##### Data in this exercise

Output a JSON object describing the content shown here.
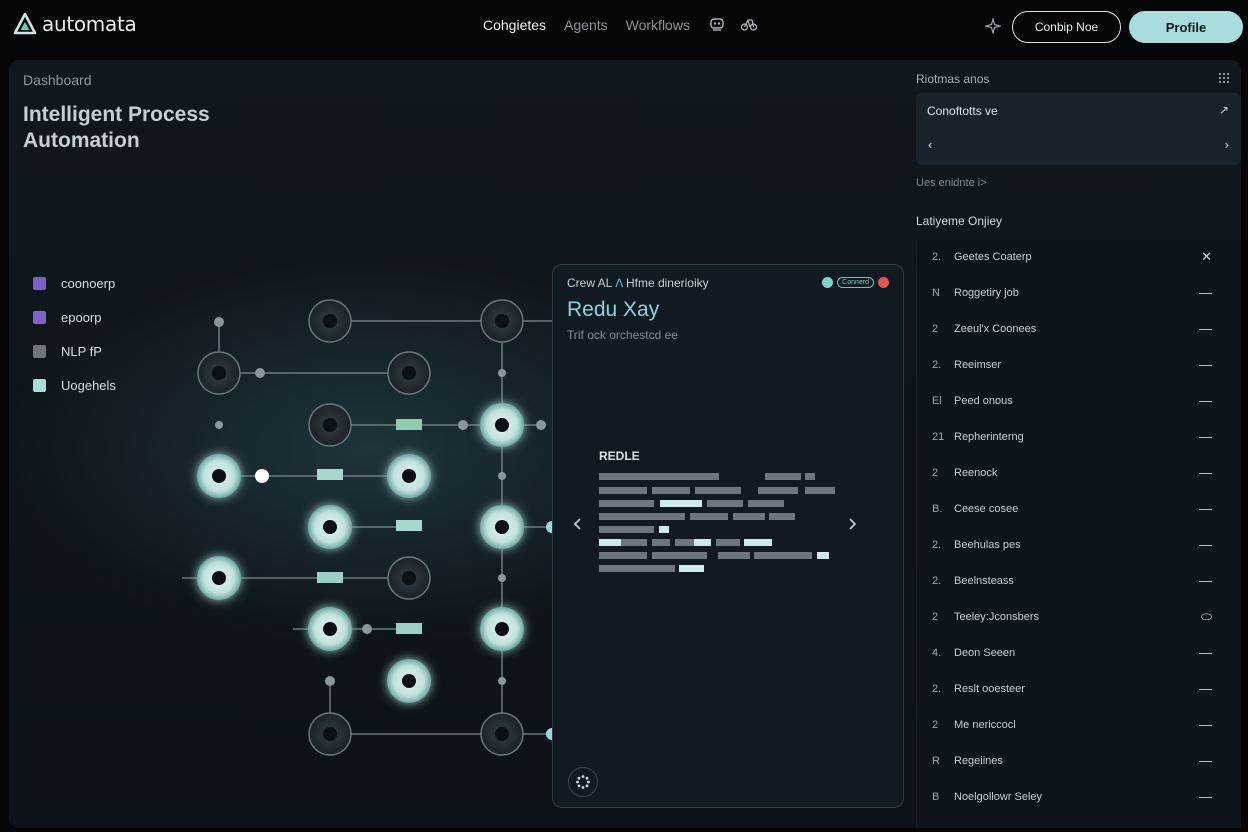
{
  "app": {
    "name": "automata"
  },
  "nav": {
    "items": [
      {
        "label": "Cohgietes",
        "active": true
      },
      {
        "label": "Agents",
        "active": false
      },
      {
        "label": "Workflows",
        "active": false
      }
    ],
    "icons": [
      "robot-icon",
      "bike-icon",
      "sparkle-icon"
    ],
    "outline_button": "Conbip Noe",
    "profile_button": "Profile"
  },
  "main": {
    "breadcrumb": "Dashboard",
    "headline": "Intelligent Process Automation",
    "legend": [
      {
        "label": "coonoerp",
        "color": "#7a5fc7"
      },
      {
        "label": "epoorp",
        "color": "#7e63cc"
      },
      {
        "label": "NLP fP",
        "color": "#6f767b"
      },
      {
        "label": "Uogehels",
        "color": "#a9dcd6"
      }
    ]
  },
  "card": {
    "header_prefix": "Crew AL",
    "header_accent": "Λ",
    "header_rest": "Hfme dinerioiky",
    "badge_label": "Connerd",
    "badge_colors": [
      "#7ed3c6",
      "#e05656"
    ],
    "title": "Redu Xay",
    "subtitle": "Trif ock orchestcd ee",
    "section_label": "REDLE",
    "prev_icon": "chevron-left-icon",
    "next_icon": "chevron-right-icon",
    "fab_icon": "dots-ring-icon"
  },
  "right": {
    "title": "Riotmas anos",
    "card_title": "Conoftotts ve",
    "card_arrow": "↗",
    "card_prev": "‹",
    "card_next": "›",
    "subtitle": "Ues enidnte i>",
    "list_title": "Latiyeme Onjiey",
    "rows": [
      {
        "num": "2.",
        "label": "Geetes Coaterp",
        "action": "✕"
      },
      {
        "num": "N",
        "label": "Roggetiry job",
        "action": "—"
      },
      {
        "num": "2",
        "label": "Zeeul'x Coonees",
        "action": "—"
      },
      {
        "num": "2.",
        "label": "Reeimser",
        "action": "—"
      },
      {
        "num": "El",
        "label": "Peed onous",
        "action": "—"
      },
      {
        "num": "21",
        "label": "Repherinterng",
        "action": "—"
      },
      {
        "num": "2",
        "label": "Reenock",
        "action": "—"
      },
      {
        "num": "B.",
        "label": "Ceese cosee",
        "action": "—"
      },
      {
        "num": "2.",
        "label": "Beehulas pes",
        "action": "—"
      },
      {
        "num": "2.",
        "label": "Beelnsteass",
        "action": "—"
      },
      {
        "num": "2",
        "label": "Teeley:Jconsbers",
        "action": "⬭"
      },
      {
        "num": "4.",
        "label": "Deon Seeen",
        "action": "—"
      },
      {
        "num": "2.",
        "label": "Reslt ooesteer",
        "action": "—"
      },
      {
        "num": "2",
        "label": "Me nericcocl",
        "action": "—"
      },
      {
        "num": "R",
        "label": "Regeiines",
        "action": "—"
      },
      {
        "num": "B",
        "label": "Noelgollowr Seley",
        "action": "—"
      }
    ]
  }
}
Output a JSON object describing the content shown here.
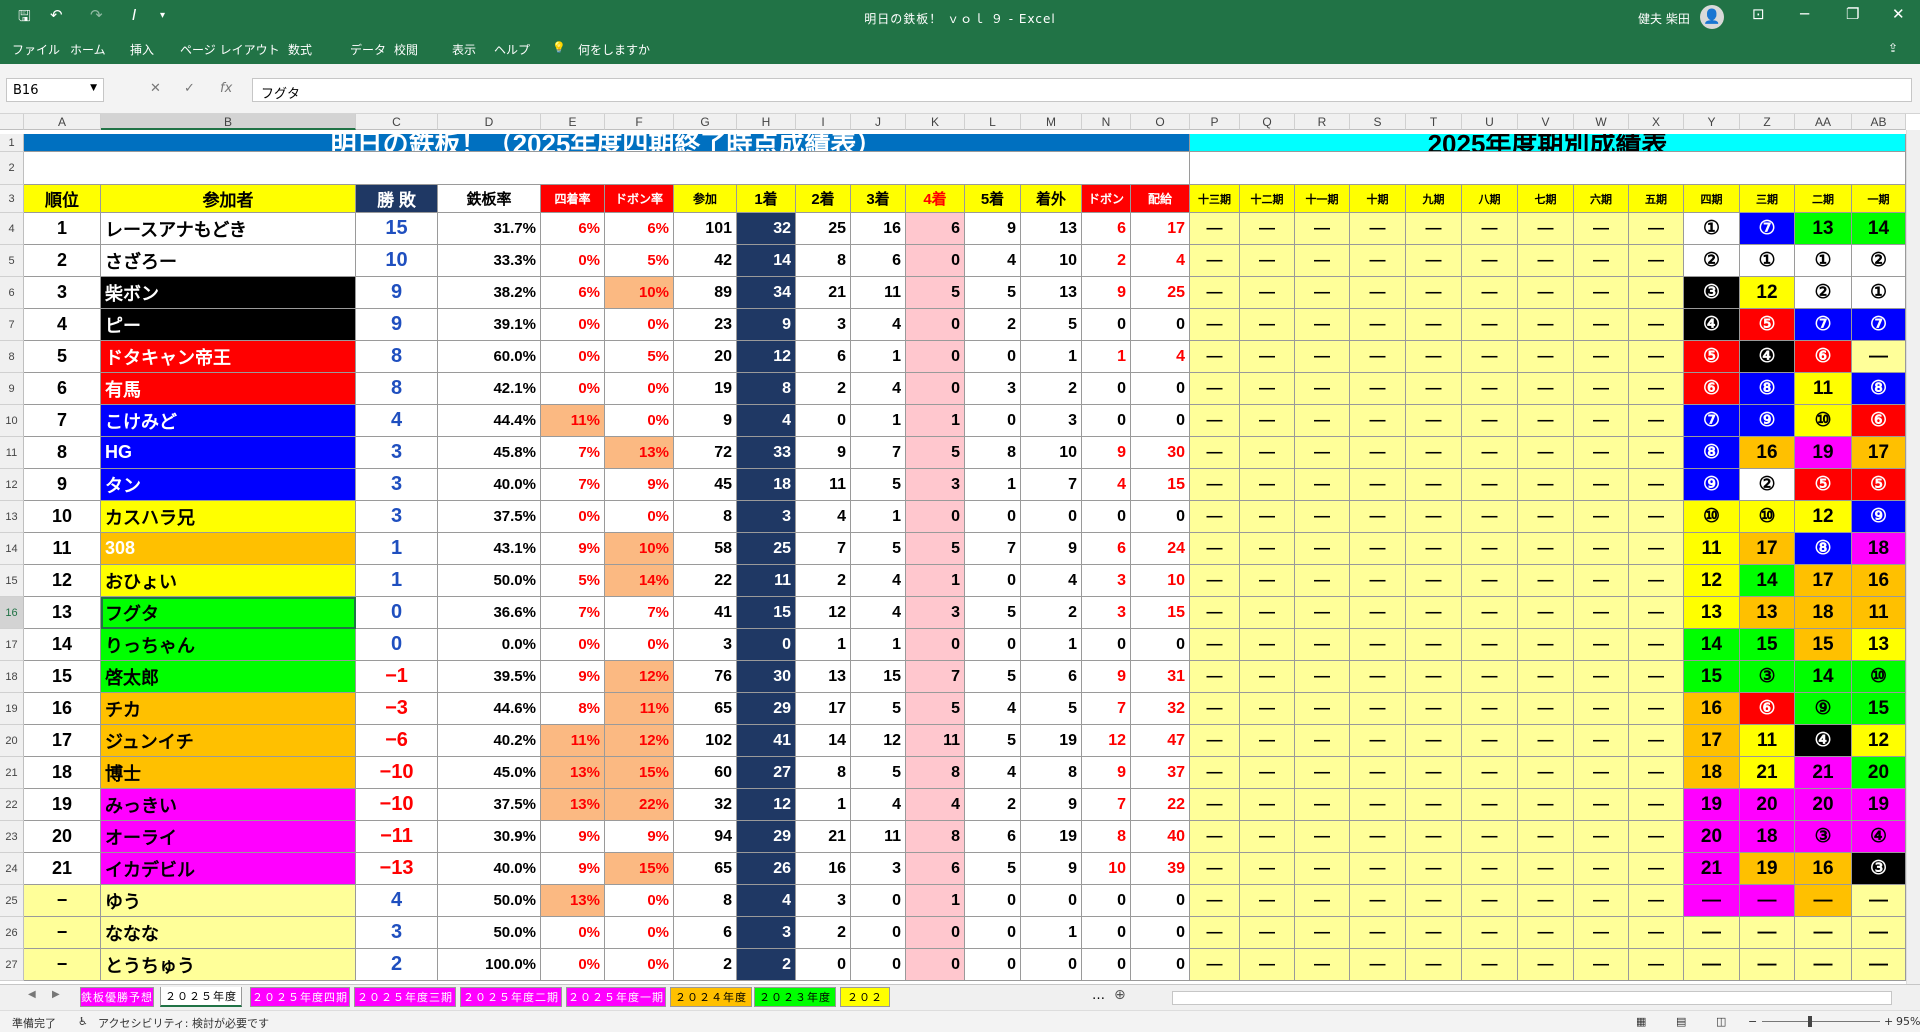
{
  "app": {
    "title": "明日の鉄板！ ｖｏｌ ９ - Excel",
    "user": "健夫 柴田",
    "search": "何をしますか"
  },
  "menu": [
    "ファイル",
    "ホーム",
    "挿入",
    "ページ レイアウト",
    "数式",
    "データ",
    "校閲",
    "表示",
    "ヘルプ"
  ],
  "formula_bar": {
    "name_box": "B16",
    "formula": "フグタ"
  },
  "columns": [
    "A",
    "B",
    "C",
    "D",
    "E",
    "F",
    "G",
    "H",
    "I",
    "J",
    "K",
    "L",
    "M",
    "N",
    "O",
    "P",
    "Q",
    "R",
    "S",
    "T",
    "U",
    "V",
    "W",
    "X",
    "Y",
    "Z",
    "AA",
    "AB"
  ],
  "rows": [
    "1",
    "2",
    "3",
    "4",
    "5",
    "6",
    "7",
    "8",
    "9",
    "10",
    "11",
    "12",
    "13",
    "14",
    "15",
    "16",
    "17",
    "18",
    "19",
    "20",
    "21",
    "22",
    "23",
    "24",
    "25",
    "26",
    "27"
  ],
  "banner_left": "明日の鉄板！（2025年度四期終了時点成績表）",
  "banner_right": "2025年度期別成績表",
  "headers": [
    "順位",
    "参加者",
    "勝 敗",
    "鉄板率",
    "四着率",
    "ドボン率",
    "参加",
    "1着",
    "2着",
    "3着",
    "4着",
    "5着",
    "着外",
    "ドボン",
    "配給",
    "十三期",
    "十二期",
    "十一期",
    "十期",
    "九期",
    "八期",
    "七期",
    "六期",
    "五期",
    "四期",
    "三期",
    "二期",
    "一期"
  ],
  "table": [
    [
      "1",
      "レースアナもどき",
      "15",
      "31.7%",
      "6%",
      "6%",
      "101",
      "32",
      "25",
      "16",
      "6",
      "9",
      "13",
      "6",
      "17",
      "①",
      "⑦",
      "13",
      "14"
    ],
    [
      "2",
      "さざろー",
      "10",
      "33.3%",
      "0%",
      "5%",
      "42",
      "14",
      "8",
      "6",
      "0",
      "4",
      "10",
      "2",
      "4",
      "②",
      "①",
      "①",
      "②"
    ],
    [
      "3",
      "柴ボン",
      "9",
      "38.2%",
      "6%",
      "10%",
      "89",
      "34",
      "21",
      "11",
      "5",
      "5",
      "13",
      "9",
      "25",
      "③",
      "12",
      "②",
      "①"
    ],
    [
      "4",
      "ピー",
      "9",
      "39.1%",
      "0%",
      "0%",
      "23",
      "9",
      "3",
      "4",
      "0",
      "2",
      "5",
      "0",
      "0",
      "④",
      "⑤",
      "⑦",
      "⑦"
    ],
    [
      "5",
      "ドタキャン帝王",
      "8",
      "60.0%",
      "0%",
      "5%",
      "20",
      "12",
      "6",
      "1",
      "0",
      "0",
      "1",
      "1",
      "4",
      "⑤",
      "④",
      "⑥",
      "―"
    ],
    [
      "6",
      "有馬",
      "8",
      "42.1%",
      "0%",
      "0%",
      "19",
      "8",
      "2",
      "4",
      "0",
      "3",
      "2",
      "0",
      "0",
      "⑥",
      "⑧",
      "11",
      "⑧"
    ],
    [
      "7",
      "こけみど",
      "4",
      "44.4%",
      "11%",
      "0%",
      "9",
      "4",
      "0",
      "1",
      "1",
      "0",
      "3",
      "0",
      "0",
      "⑦",
      "⑨",
      "⑩",
      "⑥"
    ],
    [
      "8",
      "HG",
      "3",
      "45.8%",
      "7%",
      "13%",
      "72",
      "33",
      "9",
      "7",
      "5",
      "8",
      "10",
      "9",
      "30",
      "⑧",
      "16",
      "19",
      "17"
    ],
    [
      "9",
      "タン",
      "3",
      "40.0%",
      "7%",
      "9%",
      "45",
      "18",
      "11",
      "5",
      "3",
      "1",
      "7",
      "4",
      "15",
      "⑨",
      "②",
      "⑤",
      "⑤"
    ],
    [
      "10",
      "カスハラ兄",
      "3",
      "37.5%",
      "0%",
      "0%",
      "8",
      "3",
      "4",
      "1",
      "0",
      "0",
      "0",
      "0",
      "0",
      "⑩",
      "⑩",
      "12",
      "⑨"
    ],
    [
      "11",
      "308",
      "1",
      "43.1%",
      "9%",
      "10%",
      "58",
      "25",
      "7",
      "5",
      "5",
      "7",
      "9",
      "6",
      "24",
      "11",
      "17",
      "⑧",
      "18"
    ],
    [
      "12",
      "おひょい",
      "1",
      "50.0%",
      "5%",
      "14%",
      "22",
      "11",
      "2",
      "4",
      "1",
      "0",
      "4",
      "3",
      "10",
      "12",
      "14",
      "17",
      "16"
    ],
    [
      "13",
      "フグタ",
      "0",
      "36.6%",
      "7%",
      "7%",
      "41",
      "15",
      "12",
      "4",
      "3",
      "5",
      "2",
      "3",
      "15",
      "13",
      "13",
      "18",
      "11"
    ],
    [
      "14",
      "りっちゃん",
      "0",
      "0.0%",
      "0%",
      "0%",
      "3",
      "0",
      "1",
      "1",
      "0",
      "0",
      "1",
      "0",
      "0",
      "14",
      "15",
      "15",
      "13"
    ],
    [
      "15",
      "啓太郎",
      "−1",
      "39.5%",
      "9%",
      "12%",
      "76",
      "30",
      "13",
      "15",
      "7",
      "5",
      "6",
      "9",
      "31",
      "15",
      "③",
      "14",
      "⑩"
    ],
    [
      "16",
      "チカ",
      "−3",
      "44.6%",
      "8%",
      "11%",
      "65",
      "29",
      "17",
      "5",
      "5",
      "4",
      "5",
      "7",
      "32",
      "16",
      "⑥",
      "⑨",
      "15"
    ],
    [
      "17",
      "ジュンイチ",
      "−6",
      "40.2%",
      "11%",
      "12%",
      "102",
      "41",
      "14",
      "12",
      "11",
      "5",
      "19",
      "12",
      "47",
      "17",
      "11",
      "④",
      "12"
    ],
    [
      "18",
      "博士",
      "−10",
      "45.0%",
      "13%",
      "15%",
      "60",
      "27",
      "8",
      "5",
      "8",
      "4",
      "8",
      "9",
      "37",
      "18",
      "21",
      "21",
      "20"
    ],
    [
      "19",
      "みっきい",
      "−10",
      "37.5%",
      "13%",
      "22%",
      "32",
      "12",
      "1",
      "4",
      "4",
      "2",
      "9",
      "7",
      "22",
      "19",
      "20",
      "20",
      "19"
    ],
    [
      "20",
      "オーライ",
      "−11",
      "30.9%",
      "9%",
      "9%",
      "94",
      "29",
      "21",
      "11",
      "8",
      "6",
      "19",
      "8",
      "40",
      "20",
      "18",
      "③",
      "④"
    ],
    [
      "21",
      "イカデビル",
      "−13",
      "40.0%",
      "9%",
      "15%",
      "65",
      "26",
      "16",
      "3",
      "6",
      "5",
      "9",
      "10",
      "39",
      "21",
      "19",
      "16",
      "③"
    ],
    [
      "−",
      "ゆう",
      "4",
      "50.0%",
      "13%",
      "0%",
      "8",
      "4",
      "3",
      "0",
      "1",
      "0",
      "0",
      "0",
      "0",
      "―",
      "―",
      "―",
      "―"
    ],
    [
      "−",
      "ななな",
      "3",
      "50.0%",
      "0%",
      "0%",
      "6",
      "3",
      "2",
      "0",
      "0",
      "0",
      "1",
      "0",
      "0",
      "―",
      "―",
      "―",
      "―"
    ],
    [
      "−",
      "とうちゅう",
      "2",
      "100.0%",
      "0%",
      "0%",
      "2",
      "2",
      "0",
      "0",
      "0",
      "0",
      "0",
      "0",
      "0",
      "―",
      "―",
      "―",
      "―"
    ]
  ],
  "dash": "―",
  "sheet_tabs": [
    "鉄板優勝予想",
    "２０２５年度",
    "２０２５年度四期",
    "２０２５年度三期",
    "２０２５年度二期",
    "２０２５年度一期",
    "２０２４年度",
    "２０２３年度",
    "２０２"
  ],
  "status": {
    "ready": "準備完了",
    "accessibility": "アクセシビリティ: 検討が必要です",
    "zoom": "95%"
  },
  "colors": {
    "excel_green": "#217346",
    "header_blue": "#0070c0",
    "cyan": "#00ffff",
    "navy": "#1f3864",
    "pale_yellow": "#ffff99",
    "salmon": "#fbb982"
  }
}
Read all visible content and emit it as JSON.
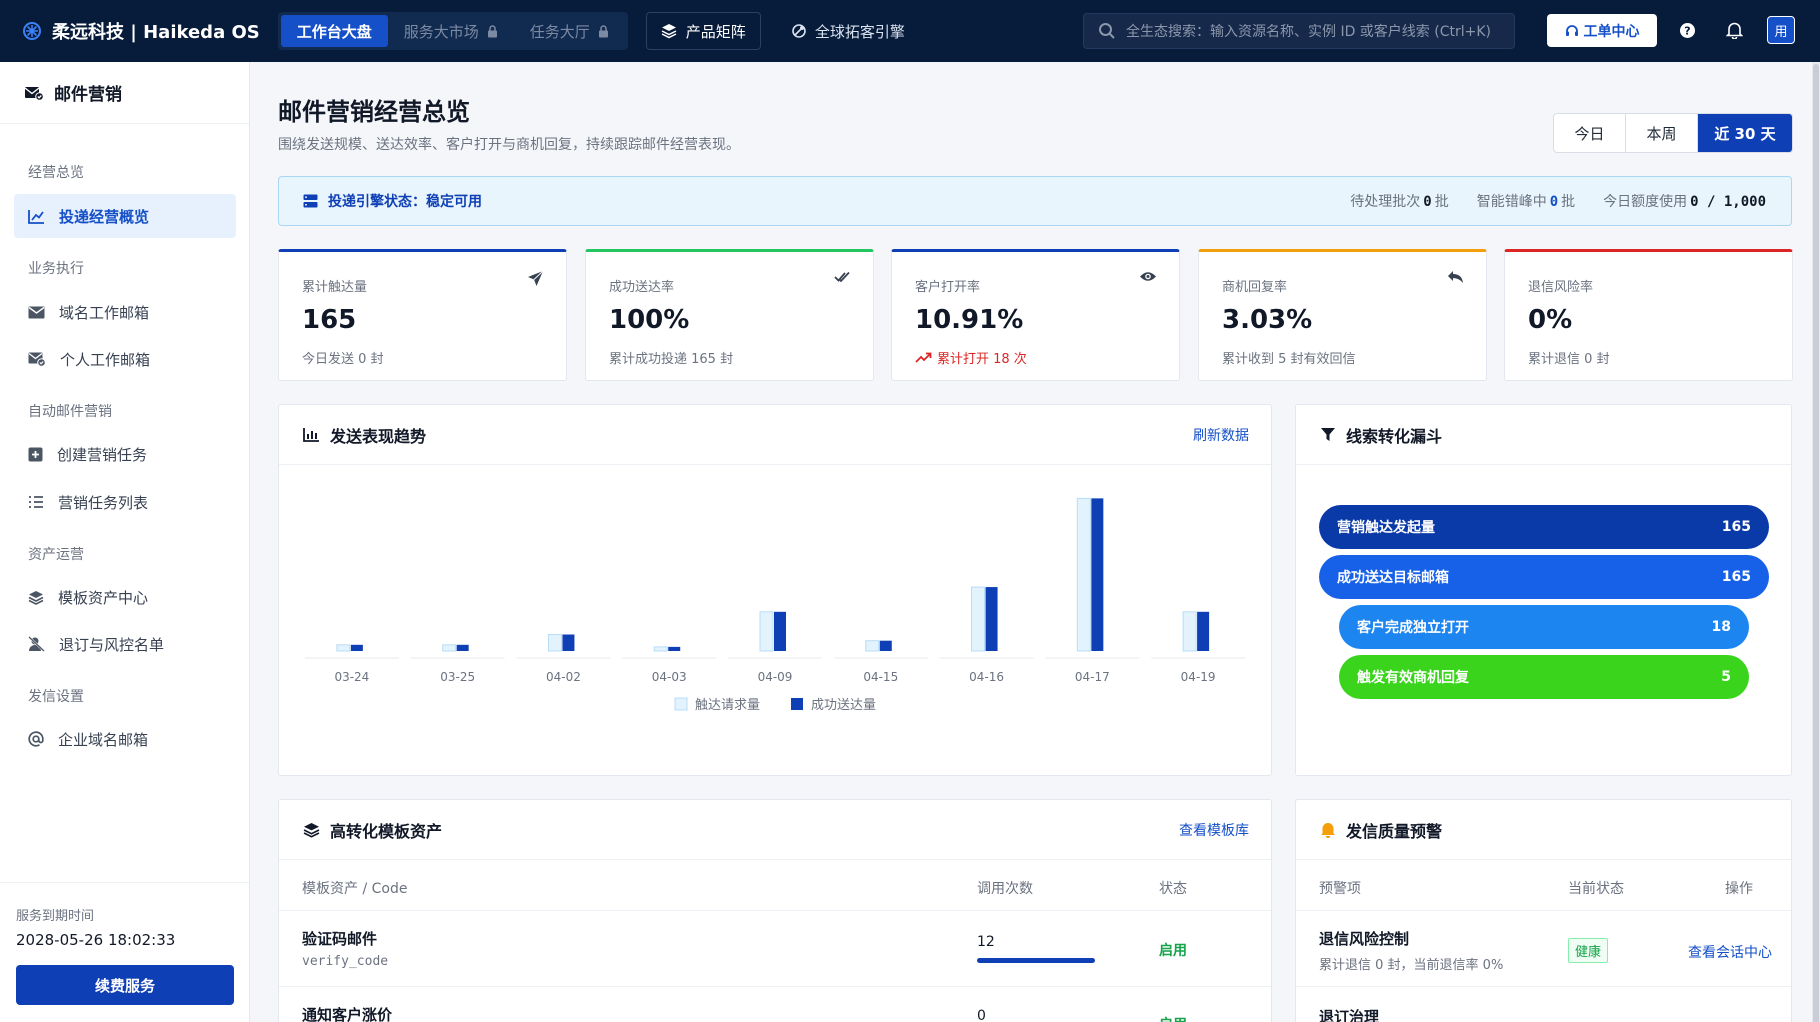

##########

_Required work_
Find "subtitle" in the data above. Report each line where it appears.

_Reply_
    "subtitle": "Trif ock orchestcd ee",
    "subtitle": "Ues enidnte i>",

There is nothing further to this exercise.